• **EXERCISE PROMPT**:
Records appear below. Give all of them again, exactly.

☆ ☆ ☆ ☆ ☆

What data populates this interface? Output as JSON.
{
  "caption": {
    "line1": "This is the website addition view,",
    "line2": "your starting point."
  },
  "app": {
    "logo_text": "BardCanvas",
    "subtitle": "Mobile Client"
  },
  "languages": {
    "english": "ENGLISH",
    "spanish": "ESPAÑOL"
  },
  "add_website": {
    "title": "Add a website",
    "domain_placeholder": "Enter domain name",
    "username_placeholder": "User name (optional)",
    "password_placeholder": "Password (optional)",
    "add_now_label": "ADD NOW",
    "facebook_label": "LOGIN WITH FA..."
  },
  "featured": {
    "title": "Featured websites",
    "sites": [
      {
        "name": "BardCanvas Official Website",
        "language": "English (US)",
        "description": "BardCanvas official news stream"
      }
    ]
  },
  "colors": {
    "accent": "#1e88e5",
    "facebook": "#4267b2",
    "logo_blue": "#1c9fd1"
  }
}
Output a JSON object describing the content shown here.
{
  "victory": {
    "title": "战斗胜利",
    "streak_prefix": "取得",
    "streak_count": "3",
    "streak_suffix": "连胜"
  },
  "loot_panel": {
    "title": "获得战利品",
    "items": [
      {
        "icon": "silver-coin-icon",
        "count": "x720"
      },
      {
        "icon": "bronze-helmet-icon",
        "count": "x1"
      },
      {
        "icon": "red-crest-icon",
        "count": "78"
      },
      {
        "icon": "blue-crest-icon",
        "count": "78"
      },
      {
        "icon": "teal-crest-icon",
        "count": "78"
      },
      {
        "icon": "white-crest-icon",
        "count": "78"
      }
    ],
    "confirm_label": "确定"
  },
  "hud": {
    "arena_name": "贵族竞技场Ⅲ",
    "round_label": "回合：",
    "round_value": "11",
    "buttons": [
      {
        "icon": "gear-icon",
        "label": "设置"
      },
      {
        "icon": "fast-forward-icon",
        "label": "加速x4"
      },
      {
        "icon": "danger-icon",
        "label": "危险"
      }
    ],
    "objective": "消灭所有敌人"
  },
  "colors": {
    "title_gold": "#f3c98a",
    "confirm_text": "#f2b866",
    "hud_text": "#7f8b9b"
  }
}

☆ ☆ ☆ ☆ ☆

• **ANSWER BOX**:
What data populates this interface? Output as JSON.
{
  "caption": {
    "line1": "This is the website addition view,",
    "line2": "your starting point."
  },
  "app": {
    "logo_text": "BardCanvas",
    "subtitle": "Mobile Client"
  },
  "languages": {
    "english": "ENGLISH",
    "spanish": "ESPAÑOL"
  },
  "add_website": {
    "title": "Add a website",
    "domain_placeholder": "Enter domain name",
    "username_placeholder": "User name (optional)",
    "password_placeholder": "Password (optional)",
    "add_now_label": "ADD NOW",
    "facebook_label": "LOGIN WITH FA..."
  },
  "featured": {
    "title": "Featured websites",
    "sites": [
      {
        "name": "BardCanvas Official Website",
        "language": "English (US)",
        "description": "BardCanvas official news stream"
      }
    ]
  },
  "colors": {
    "accent": "#1e88e5",
    "facebook": "#4267b2",
    "logo_blue": "#1c9fd1"
  }
}
Output a JSON object describing the content shown here.
{
  "victory": {
    "title": "战斗胜利",
    "streak_prefix": "取得",
    "streak_count": "3",
    "streak_suffix": "连胜"
  },
  "loot_panel": {
    "title": "获得战利品",
    "items": [
      {
        "icon": "silver-coin-icon",
        "count": "x720"
      },
      {
        "icon": "bronze-helmet-icon",
        "count": "x1"
      },
      {
        "icon": "red-crest-icon",
        "count": "78"
      },
      {
        "icon": "blue-crest-icon",
        "count": "78"
      },
      {
        "icon": "teal-crest-icon",
        "count": "78"
      },
      {
        "icon": "white-crest-icon",
        "count": "78"
      }
    ],
    "confirm_label": "确定"
  },
  "hud": {
    "arena_name": "贵族竞技场Ⅲ",
    "round_label": "回合：",
    "round_value": "11",
    "buttons": [
      {
        "icon": "gear-icon",
        "label": "设置"
      },
      {
        "icon": "fast-forward-icon",
        "label": "加速x4"
      },
      {
        "icon": "danger-icon",
        "label": "危险"
      }
    ],
    "objective": "消灭所有敌人"
  },
  "colors": {
    "title_gold": "#f3c98a",
    "confirm_text": "#f2b866",
    "hud_text": "#7f8b9b"
  }
}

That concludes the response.